ADVANTAGE has been taken of the demand for a Third Edition of this book to add to it in several places, with a view of bringing the subject-matter up to date; otherwise, no material alterations have been made, compared with the Second Edition, it being evident that the plan on which the book has been written is one which, has met with favour from its readers and critics. The author's best thanks are due to many friends who have been good enough to give him many hints and much valuable information that has been incorporated in this new edition.
GEORGE H. HURST.
In offering the following pages to Practical Workers and others interested in the wide subject of “Painters' Colours, Oils, and Varnishes," my aim throughout has been to combine theory and practice, and to show the scientific principles that underlie the methods in constant use. Naturally—and one may say unavoidably—there has grown up in the course of years, in connection with Colour-making, as with every other industry, a good deal of what is known as Rule of thumb" procedure. The amount of this that prevails, however, has been greatly overrated, and we are not far distant from the day when “Rule of thumb" will be generally supplemented among us by an intelligent appreciation of the scientific principles involved.

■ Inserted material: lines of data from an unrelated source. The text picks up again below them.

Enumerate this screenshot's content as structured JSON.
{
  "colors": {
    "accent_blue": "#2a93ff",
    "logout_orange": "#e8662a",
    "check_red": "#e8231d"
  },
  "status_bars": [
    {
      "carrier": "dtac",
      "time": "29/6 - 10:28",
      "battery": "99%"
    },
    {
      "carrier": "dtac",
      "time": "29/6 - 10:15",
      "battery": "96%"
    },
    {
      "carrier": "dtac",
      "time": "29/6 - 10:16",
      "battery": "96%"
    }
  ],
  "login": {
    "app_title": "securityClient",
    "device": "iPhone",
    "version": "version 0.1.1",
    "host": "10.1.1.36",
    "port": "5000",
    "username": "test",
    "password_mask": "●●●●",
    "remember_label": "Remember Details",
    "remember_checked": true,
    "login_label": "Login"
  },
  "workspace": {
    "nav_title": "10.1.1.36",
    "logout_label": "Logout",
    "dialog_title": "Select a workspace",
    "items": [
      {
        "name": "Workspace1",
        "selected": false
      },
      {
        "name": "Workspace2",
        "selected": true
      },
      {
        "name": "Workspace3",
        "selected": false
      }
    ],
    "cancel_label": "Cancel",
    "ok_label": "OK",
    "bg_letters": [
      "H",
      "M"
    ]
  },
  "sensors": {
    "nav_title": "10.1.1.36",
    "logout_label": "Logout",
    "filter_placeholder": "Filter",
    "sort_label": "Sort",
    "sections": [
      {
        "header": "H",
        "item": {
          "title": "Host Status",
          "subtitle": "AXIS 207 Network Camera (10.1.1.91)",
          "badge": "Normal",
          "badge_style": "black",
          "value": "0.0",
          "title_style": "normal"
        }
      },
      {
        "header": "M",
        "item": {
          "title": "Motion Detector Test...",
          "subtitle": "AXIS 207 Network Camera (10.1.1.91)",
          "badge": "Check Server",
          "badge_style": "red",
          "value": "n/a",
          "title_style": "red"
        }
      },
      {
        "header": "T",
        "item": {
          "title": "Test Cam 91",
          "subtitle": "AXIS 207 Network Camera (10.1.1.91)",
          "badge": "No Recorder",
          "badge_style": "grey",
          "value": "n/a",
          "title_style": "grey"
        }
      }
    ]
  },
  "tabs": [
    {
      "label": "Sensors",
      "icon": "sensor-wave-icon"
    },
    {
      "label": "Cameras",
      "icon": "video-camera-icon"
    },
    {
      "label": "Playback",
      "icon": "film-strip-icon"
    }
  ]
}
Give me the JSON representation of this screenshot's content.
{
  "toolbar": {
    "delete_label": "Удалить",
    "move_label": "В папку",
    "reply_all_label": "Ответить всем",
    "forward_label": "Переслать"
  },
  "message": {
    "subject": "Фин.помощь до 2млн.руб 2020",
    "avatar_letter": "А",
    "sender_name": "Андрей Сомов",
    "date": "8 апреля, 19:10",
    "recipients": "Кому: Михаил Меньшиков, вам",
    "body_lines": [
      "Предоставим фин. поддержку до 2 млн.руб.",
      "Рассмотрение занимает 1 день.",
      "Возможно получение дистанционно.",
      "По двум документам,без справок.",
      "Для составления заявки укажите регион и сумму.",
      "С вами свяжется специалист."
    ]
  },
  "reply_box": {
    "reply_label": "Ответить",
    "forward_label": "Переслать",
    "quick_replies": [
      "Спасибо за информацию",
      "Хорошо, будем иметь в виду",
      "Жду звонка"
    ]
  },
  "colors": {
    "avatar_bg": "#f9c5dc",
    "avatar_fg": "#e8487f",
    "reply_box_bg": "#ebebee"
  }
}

To give the rationale of every technical process is, nevertheless, by no means an easy task, and all that I can hope to have effected is the placing before the reader such a description of the various processes and their underlying principles, as shall be really helpful in practical work.
The information given as to the properties and preparation of Pigments, is either based on my own experience, or drawn from the most trustworthy sources. For a revision of the chapter on Varnishes, and many excellent suggestions, I am indebted to a personal friend, practically engaged in their
manufacture. My best thanks are due to him, and also to Messrs. Brinjes & Goodwin, Follows & Bate, Ritchie & Co., Rose, Downs & Thompson, and Rushton, Irving & Co., who have kindly furnished for the work illustrations of the newest types of Paint and Oil Machinery.
GEORGE H. HURST.
MANCHESTER, October, 1892.
White Lead; Manufacture of White Lead; Dutch Method of White-
Lead making; Chemistry of White-Lead making; Chamber